Kelly A. Bennett, Mary Anne Carroll, Chevis N. Shannon, Stephane A. Braun, Mary E. Dabrowiak, Alicia K. Crum, Ray L. Paschall, Ann L. Kavanaugh-McHugh, John C. Wellons III and Noel B. Tulipan
As more pediatric neurosurgeons become involved with fetal myelomeningocele closure efforts, examining refined techniques in the overall surgical approach that could maximize beneficial outcomes becomes critical. The authors compared outcomes for patients who had undergone a modified technique with those for patients who had undergone fetal repair as part of the earlier Management of Myelomeningocele Study (MOMS).
Demographic and outcomes data were collected for a series of 43 delivered patients who had undergone in utero myelomeningocele closure at the Fetal Center at Vanderbilt from March 2011 through January 2013 (the study cohort) and were compared with data for 78 patients who had undergone fetal repair as part of MOMS (the MOMS cohort). For the study cohort, no uterine trocar was used, and uterine entry, manipulation, and closure were modified to minimize separation of the amniotic membrane. Weekly ultrasound reports were obtained from primary maternal–fetal medicine providers and reviewed. A test for normality revealed that distribution for the study cohort was normal; therefore, parametric statistics were used for comparisons.

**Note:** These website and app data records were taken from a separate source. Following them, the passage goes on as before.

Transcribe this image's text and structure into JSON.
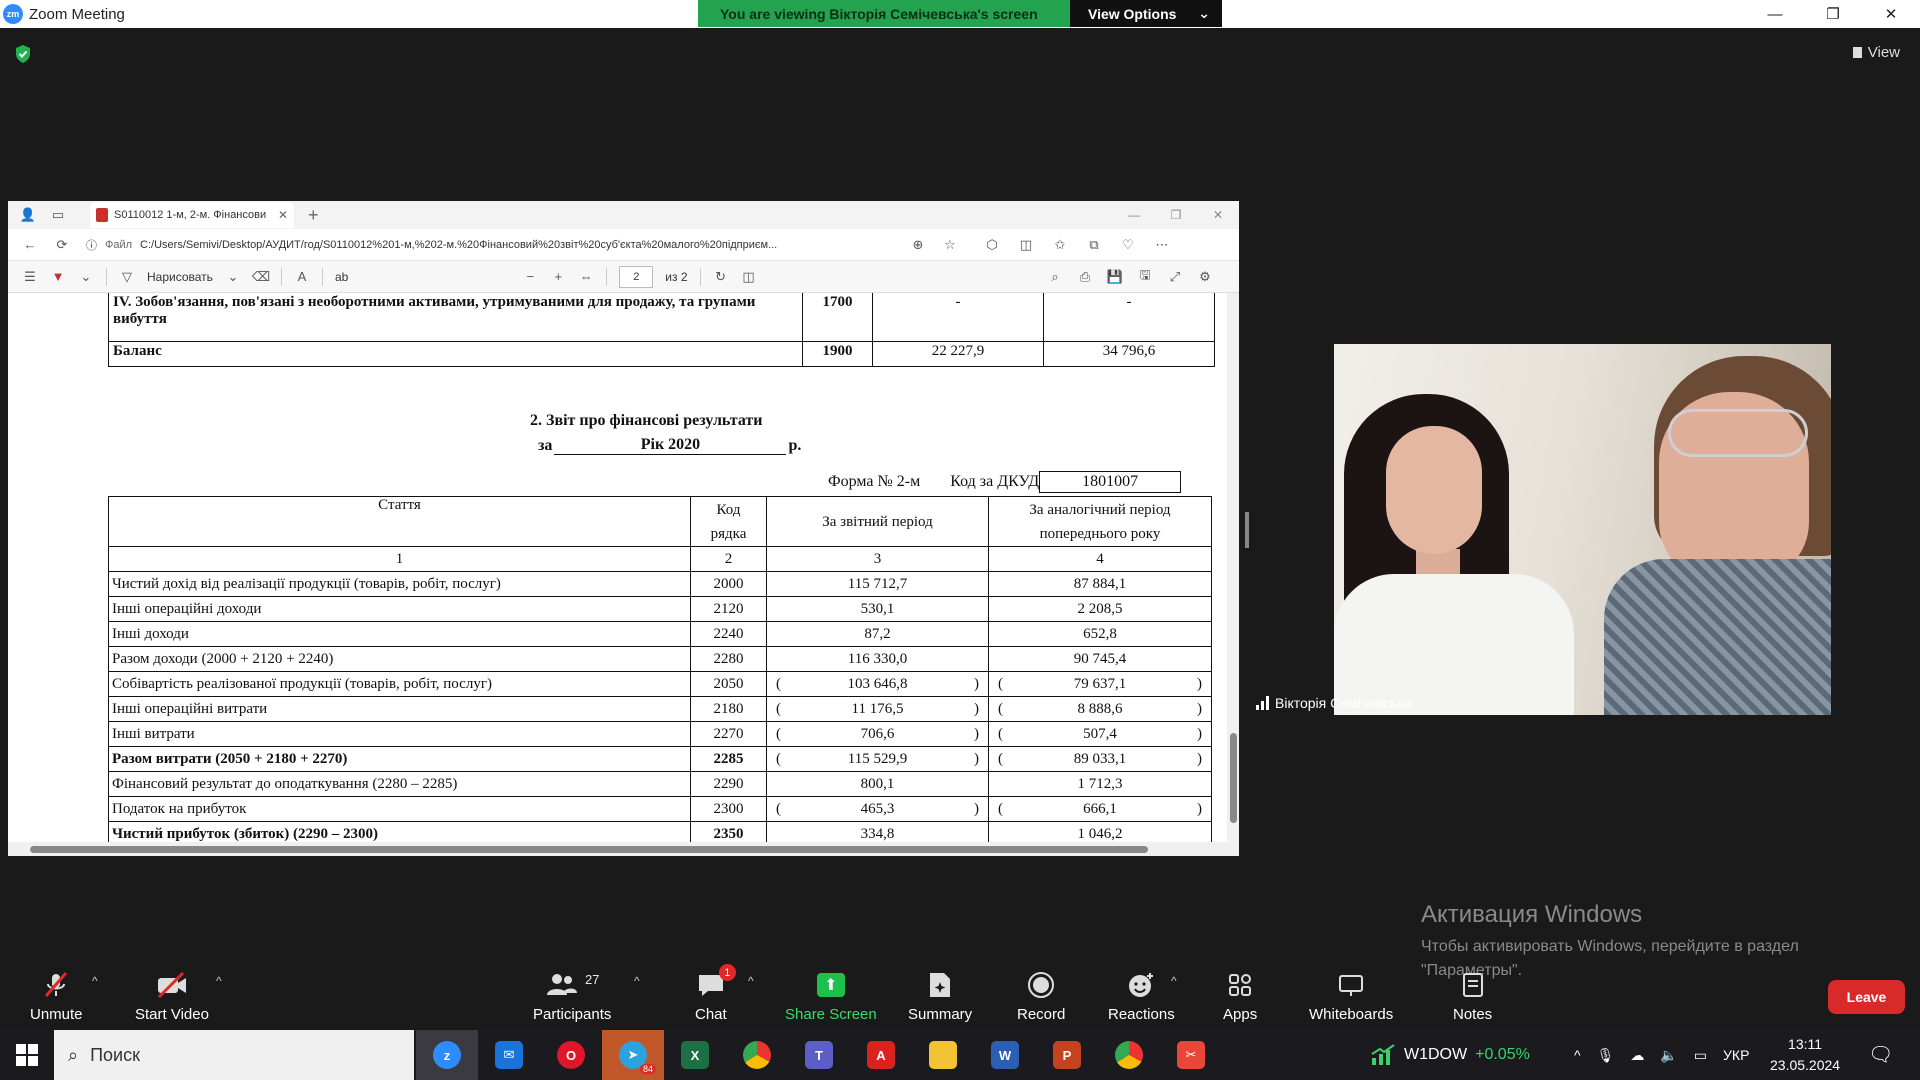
{
  "zoom": {
    "window_title": "Zoom Meeting",
    "logo_text": "zm",
    "viewing_banner": "You are viewing Вікторія Семічевська's screen",
    "view_options": "View Options",
    "view_button": "View"
  },
  "browser": {
    "tab_title": "S0110012 1-м, 2-м. Фінансови",
    "address_prefix": "Файл",
    "address": "C:/Users/Semivi/Desktop/АУДИТ/год/S0110012%201-м,%202-м.%20Фінансовий%20звіт%20суб'єкта%20малого%20підприєм...",
    "draw_label": "Нарисовать",
    "read_aloud_icon": "аb",
    "page_current": "2",
    "page_total": "из 2"
  },
  "balance_rows": [
    {
      "name": "IV. Зобов'язання, пов'язані з необоротними активами, утримуваними для продажу, та групами вибуття",
      "code": "1700",
      "current": "-",
      "previous": "-"
    },
    {
      "name": "Баланс",
      "code": "1900",
      "current": "22 227,9",
      "previous": "34 796,6"
    }
  ],
  "report": {
    "title": "2. Звіт про фінансові результати",
    "period_prefix": "за",
    "period": "Рік 2020",
    "period_suffix": "р.",
    "form_label": "Форма № 2-м",
    "dkud_label": "Код за ДКУД",
    "dkud_code": "1801007",
    "headers": {
      "article": "Стаття",
      "code": "Код рядка",
      "current": "За звітний період",
      "previous": "За аналогічний період попереднього року"
    },
    "col_numbers": [
      "1",
      "2",
      "3",
      "4"
    ],
    "rows": [
      {
        "name": "Чистий дохід від реалізації продукції (товарів, робіт, послуг)",
        "code": "2000",
        "current": "115 712,7",
        "previous": "87 884,1",
        "paren": false,
        "bold": false
      },
      {
        "name": "Інші операційні доходи",
        "code": "2120",
        "current": "530,1",
        "previous": "2 208,5",
        "paren": false,
        "bold": false
      },
      {
        "name": "Інші доходи",
        "code": "2240",
        "current": "87,2",
        "previous": "652,8",
        "paren": false,
        "bold": false
      },
      {
        "name": "Разом доходи (2000 + 2120 + 2240)",
        "code": "2280",
        "current": "116 330,0",
        "previous": "90 745,4",
        "paren": false,
        "bold": false
      },
      {
        "name": "Собівартість реалізованої продукції (товарів, робіт, послуг)",
        "code": "2050",
        "current": "103 646,8",
        "previous": "79 637,1",
        "paren": true,
        "bold": false
      },
      {
        "name": "Інші операційні витрати",
        "code": "2180",
        "current": "11 176,5",
        "previous": "8 888,6",
        "paren": true,
        "bold": false
      },
      {
        "name": "Інші витрати",
        "code": "2270",
        "current": "706,6",
        "previous": "507,4",
        "paren": true,
        "bold": false
      },
      {
        "name": "Разом витрати (2050 + 2180 + 2270)",
        "code": "2285",
        "current": "115 529,9",
        "previous": "89 033,1",
        "paren": true,
        "bold": true
      },
      {
        "name": "Фінансовий результат до оподаткування (2280 – 2285)",
        "code": "2290",
        "current": "800,1",
        "previous": "1 712,3",
        "paren": false,
        "bold": false
      },
      {
        "name": "Податок на прибуток",
        "code": "2300",
        "current": "465,3",
        "previous": "666,1",
        "paren": true,
        "bold": false
      },
      {
        "name": "Чистий прибуток (збиток) (2290 – 2300)",
        "code": "2350",
        "current": "334,8",
        "previous": "1 046,2",
        "paren": false,
        "bold": true
      }
    ]
  },
  "participant": {
    "name": "Вікторія Семічевська"
  },
  "activation": {
    "title": "Активация Windows",
    "text_line1": "Чтобы активировать Windows, перейдите в раздел",
    "text_line2": "\"Параметры\"."
  },
  "controls": {
    "unmute": "Unmute",
    "start_video": "Start Video",
    "participants": "Participants",
    "participants_count": "27",
    "chat": "Chat",
    "chat_badge": "1",
    "share_screen": "Share Screen",
    "summary": "Summary",
    "record": "Record",
    "reactions": "Reactions",
    "apps": "Apps",
    "whiteboards": "Whiteboards",
    "notes": "Notes",
    "leave": "Leave"
  },
  "taskbar": {
    "search_placeholder": "Поиск",
    "telegram_badge": "84",
    "stock_name": "W1DOW",
    "stock_change": "+0.05%",
    "language": "УКР",
    "time": "13:11",
    "date": "23.05.2024"
  },
  "colors": {
    "zoom_green": "#23a34f",
    "leave_red": "#d92a2a",
    "stock_green": "#3fcf6b"
  }
}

The incidence of premature rupture of membranes (22% vs 46%, p = 0.011) and chorioamnion separation (0% vs 26%, p < 0.001) were lower for the study cohort than for the MOMS cohort. Incidence of oligohydramnios did not differ between the cohorts. The mean (± SD) gestational age of 34.4 (± 6.6) weeks for the study cohort was similar to that for the MOMS cohort (34.1 ± 3.1 weeks). However, the proportion of infants born at term (37 weeks or greater) was significantly higher for the study cohort (16 of 41; 39%) than for the MOMS cohort (16 of 78; 21%) (p = 0.030). Compared with 10 (13%) of 78 patients in the MOMS cohort, only 2 (4%) of 41 infants in the study cohort were delivered earlier than 30 weeks of gestation (p = 0.084, approaching significance). For the study cohort, 2 fetal deaths were attributed to the intervention, and both were believed to be associated with placental disruption; one of these mothers had previously unidentified thrombophilia. Mortality rates did not statistically differ between the cohorts.

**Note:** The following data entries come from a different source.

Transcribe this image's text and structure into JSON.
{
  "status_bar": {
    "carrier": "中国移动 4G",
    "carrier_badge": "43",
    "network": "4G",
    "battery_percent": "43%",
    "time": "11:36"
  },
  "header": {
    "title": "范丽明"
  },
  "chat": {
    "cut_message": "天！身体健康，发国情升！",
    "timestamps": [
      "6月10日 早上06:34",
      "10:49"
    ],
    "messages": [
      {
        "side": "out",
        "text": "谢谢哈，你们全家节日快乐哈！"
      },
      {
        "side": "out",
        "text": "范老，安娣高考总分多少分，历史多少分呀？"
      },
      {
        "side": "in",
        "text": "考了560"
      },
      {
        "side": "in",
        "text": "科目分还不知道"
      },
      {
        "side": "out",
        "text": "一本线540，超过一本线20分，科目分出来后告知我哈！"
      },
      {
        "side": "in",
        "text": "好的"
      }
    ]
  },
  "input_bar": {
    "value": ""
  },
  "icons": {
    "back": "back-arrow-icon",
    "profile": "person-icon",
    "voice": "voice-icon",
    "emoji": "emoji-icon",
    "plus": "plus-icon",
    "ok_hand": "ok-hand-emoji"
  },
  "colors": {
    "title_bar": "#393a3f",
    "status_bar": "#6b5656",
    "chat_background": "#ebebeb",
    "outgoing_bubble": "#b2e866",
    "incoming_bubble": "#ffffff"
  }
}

These early results suggest that careful attention to uterine entry, manipulation, and closure by the surgical team can result in a decreased rate of premature rupture of membranes and chorioamnion separation and can reduce early preterm delivery. Although these results are promising, their confirmation will require further study of a larger series of patients.